I've been trying to find a solution, but so far nothing's been satisfactory. I bought an SCART cable and an HDMI converter some months ago, thinking that it would solve the problem, but the picture still has big issues... characters in the foreground are soft around the edges, and scrolling results in a "swimmy" distortion that turns every scuffle in Streets of Rage 2 into the fist fight from Top Secret.

Then there's VGA. It's possible to connect the Genesis to a computer monitor (as demonstrated in this video by Thomas3120) but it comes with a laundry list of caveats. First, you have to build the wire yourself. Second, most VGA monitors won't work with the Genesis because it's so old. They run at a 31 kilohertz frequency, but the Genesis can only output to 15 kilohertz, and the whole thing hertz my head because I have no idea what the hell any of it means. You can use a "scan doubler" to connect a Genesis to the VGA port of a modern display, but that requires a separate power supply, and my power strip is already at low vacancy.

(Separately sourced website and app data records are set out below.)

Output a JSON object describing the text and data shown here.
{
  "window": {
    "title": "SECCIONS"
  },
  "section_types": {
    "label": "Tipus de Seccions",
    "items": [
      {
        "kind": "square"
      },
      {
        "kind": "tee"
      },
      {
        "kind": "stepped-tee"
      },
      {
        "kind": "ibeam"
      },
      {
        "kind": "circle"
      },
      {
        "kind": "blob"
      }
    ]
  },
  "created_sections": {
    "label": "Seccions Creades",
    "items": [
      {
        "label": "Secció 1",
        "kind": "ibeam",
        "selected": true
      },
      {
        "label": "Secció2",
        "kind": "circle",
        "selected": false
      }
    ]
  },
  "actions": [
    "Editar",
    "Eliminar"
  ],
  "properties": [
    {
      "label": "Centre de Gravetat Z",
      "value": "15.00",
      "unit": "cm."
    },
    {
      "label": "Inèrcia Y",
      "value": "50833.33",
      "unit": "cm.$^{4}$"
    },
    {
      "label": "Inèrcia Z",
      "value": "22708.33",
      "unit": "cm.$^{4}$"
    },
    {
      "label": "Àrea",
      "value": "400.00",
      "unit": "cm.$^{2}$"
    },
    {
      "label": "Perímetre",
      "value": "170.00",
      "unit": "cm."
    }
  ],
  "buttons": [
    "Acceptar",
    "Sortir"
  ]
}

I could even connect the Genesis straight to HDMI using cables from Pound Technology. Those are the guys who released a high-def cable for the original Xbox last year, and they're planning to offer similar products for both the Genesis and the Super NES in the future. Problem is, there's no specific release date for these products... and when they are released, they'll display games in a 16:9 aspect ratio rather than the 4:3 aspect ratio the Genesis normally uses, resulting in a stretched display. Annoyingly, these cables will also require a separate power supply, and as stated earlier there's not much room at the inn for extras.

At least I've got options. None of them are perfect and some of them are aggravatingly complicated, but I have options.